**About this task**
An identical copy of all the entries is the required result.

Given entries Start Marker

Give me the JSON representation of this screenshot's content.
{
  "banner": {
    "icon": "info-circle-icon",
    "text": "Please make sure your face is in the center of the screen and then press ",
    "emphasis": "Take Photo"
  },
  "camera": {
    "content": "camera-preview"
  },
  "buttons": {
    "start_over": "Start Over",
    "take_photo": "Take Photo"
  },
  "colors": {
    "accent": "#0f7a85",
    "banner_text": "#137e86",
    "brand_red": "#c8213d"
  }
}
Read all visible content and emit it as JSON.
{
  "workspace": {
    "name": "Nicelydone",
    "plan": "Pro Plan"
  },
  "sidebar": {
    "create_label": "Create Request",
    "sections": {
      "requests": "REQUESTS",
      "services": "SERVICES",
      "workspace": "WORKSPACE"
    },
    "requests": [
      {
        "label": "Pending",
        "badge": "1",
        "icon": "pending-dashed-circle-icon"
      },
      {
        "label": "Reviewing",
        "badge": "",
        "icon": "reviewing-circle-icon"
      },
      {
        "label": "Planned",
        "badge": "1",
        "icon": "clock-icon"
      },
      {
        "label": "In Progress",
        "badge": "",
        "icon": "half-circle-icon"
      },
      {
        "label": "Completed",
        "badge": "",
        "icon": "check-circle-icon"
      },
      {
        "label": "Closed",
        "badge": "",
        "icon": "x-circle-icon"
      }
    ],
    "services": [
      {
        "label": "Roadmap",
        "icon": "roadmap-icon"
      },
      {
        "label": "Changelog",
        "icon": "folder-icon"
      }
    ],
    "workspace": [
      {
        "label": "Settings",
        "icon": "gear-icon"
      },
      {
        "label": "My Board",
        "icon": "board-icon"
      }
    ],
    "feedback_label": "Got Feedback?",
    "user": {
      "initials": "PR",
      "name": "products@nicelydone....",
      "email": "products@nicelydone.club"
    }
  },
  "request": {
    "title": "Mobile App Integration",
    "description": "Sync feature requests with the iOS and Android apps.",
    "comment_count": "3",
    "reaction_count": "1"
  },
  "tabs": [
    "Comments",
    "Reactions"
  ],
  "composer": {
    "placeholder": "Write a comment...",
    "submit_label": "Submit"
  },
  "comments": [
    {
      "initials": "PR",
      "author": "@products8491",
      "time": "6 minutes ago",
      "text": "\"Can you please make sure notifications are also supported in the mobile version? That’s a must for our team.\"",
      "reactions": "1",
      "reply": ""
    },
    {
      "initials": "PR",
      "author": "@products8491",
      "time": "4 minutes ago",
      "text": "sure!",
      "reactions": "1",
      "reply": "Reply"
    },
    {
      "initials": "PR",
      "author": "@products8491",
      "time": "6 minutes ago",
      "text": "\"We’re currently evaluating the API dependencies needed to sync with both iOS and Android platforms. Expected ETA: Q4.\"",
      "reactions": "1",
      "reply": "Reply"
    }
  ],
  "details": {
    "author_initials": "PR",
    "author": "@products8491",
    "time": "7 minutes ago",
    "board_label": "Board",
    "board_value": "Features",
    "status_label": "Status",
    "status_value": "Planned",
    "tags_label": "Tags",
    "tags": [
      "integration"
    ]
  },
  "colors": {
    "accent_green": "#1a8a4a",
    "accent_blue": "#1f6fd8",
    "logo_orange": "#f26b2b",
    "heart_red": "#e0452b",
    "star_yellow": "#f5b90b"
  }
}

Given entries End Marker

**Solution to the exercise**
Give me the JSON representation of this screenshot's content.
{
  "banner": {
    "icon": "info-circle-icon",
    "text": "Please make sure your face is in the center of the screen and then press ",
    "emphasis": "Take Photo"
  },
  "camera": {
    "content": "camera-preview"
  },
  "buttons": {
    "start_over": "Start Over",
    "take_photo": "Take Photo"
  },
  "colors": {
    "accent": "#0f7a85",
    "banner_text": "#137e86",
    "brand_red": "#c8213d"
  }
}
Read all visible content and emit it as JSON.
{
  "workspace": {
    "name": "Nicelydone",
    "plan": "Pro Plan"
  },
  "sidebar": {
    "create_label": "Create Request",
    "sections": {
      "requests": "REQUESTS",
      "services": "SERVICES",
      "workspace": "WORKSPACE"
    },
    "requests": [
      {
        "label": "Pending",
        "badge": "1",
        "icon": "pending-dashed-circle-icon"
      },
      {
        "label": "Reviewing",
        "badge": "",
        "icon": "reviewing-circle-icon"
      },
      {
        "label": "Planned",
        "badge": "1",
        "icon": "clock-icon"
      },
      {
        "label": "In Progress",
        "badge": "",
        "icon": "half-circle-icon"
      },
      {
        "label": "Completed",
        "badge": "",
        "icon": "check-circle-icon"
      },
      {
        "label": "Closed",
        "badge": "",
        "icon": "x-circle-icon"
      }
    ],
    "services": [
      {
        "label": "Roadmap",
        "icon": "roadmap-icon"
      },
      {
        "label": "Changelog",
        "icon": "folder-icon"
      }
    ],
    "workspace": [
      {
        "label": "Settings",
        "icon": "gear-icon"
      },
      {
        "label": "My Board",
        "icon": "board-icon"
      }
    ],
    "feedback_label": "Got Feedback?",
    "user": {
      "initials": "PR",
      "name": "products@nicelydone....",
      "email": "products@nicelydone.club"
    }
  },
  "request": {
    "title": "Mobile App Integration",
    "description": "Sync feature requests with the iOS and Android apps.",
    "comment_count": "3",
    "reaction_count": "1"
  },
  "tabs": [
    "Comments",
    "Reactions"
  ],
  "composer": {
    "placeholder": "Write a comment...",
    "submit_label": "Submit"
  },
  "comments": [
    {
      "initials": "PR",
      "author": "@products8491",
      "time": "6 minutes ago",
      "text": "\"Can you please make sure notifications are also supported in the mobile version? That’s a must for our team.\"",
      "reactions": "1",
      "reply": ""
    },
    {
      "initials": "PR",
      "author": "@products8491",
      "time": "4 minutes ago",
      "text": "sure!",
      "reactions": "1",
      "reply": "Reply"
    },
    {
      "initials": "PR",
      "author": "@products8491",
      "time": "6 minutes ago",
      "text": "\"We’re currently evaluating the API dependencies needed to sync with both iOS and Android platforms. Expected ETA: Q4.\"",
      "reactions": "1",
      "reply": "Reply"
    }
  ],
  "details": {
    "author_initials": "PR",
    "author": "@products8491",
    "time": "7 minutes ago",
    "board_label": "Board",
    "board_value": "Features",
    "status_label": "Status",
    "status_value": "Planned",
    "tags_label": "Tags",
    "tags": [
      "integration"
    ]
  },
  "colors": {
    "accent_green": "#1a8a4a",
    "accent_blue": "#1f6fd8",
    "logo_orange": "#f26b2b",
    "heart_red": "#e0452b",
    "star_yellow": "#f5b90b"
  }
}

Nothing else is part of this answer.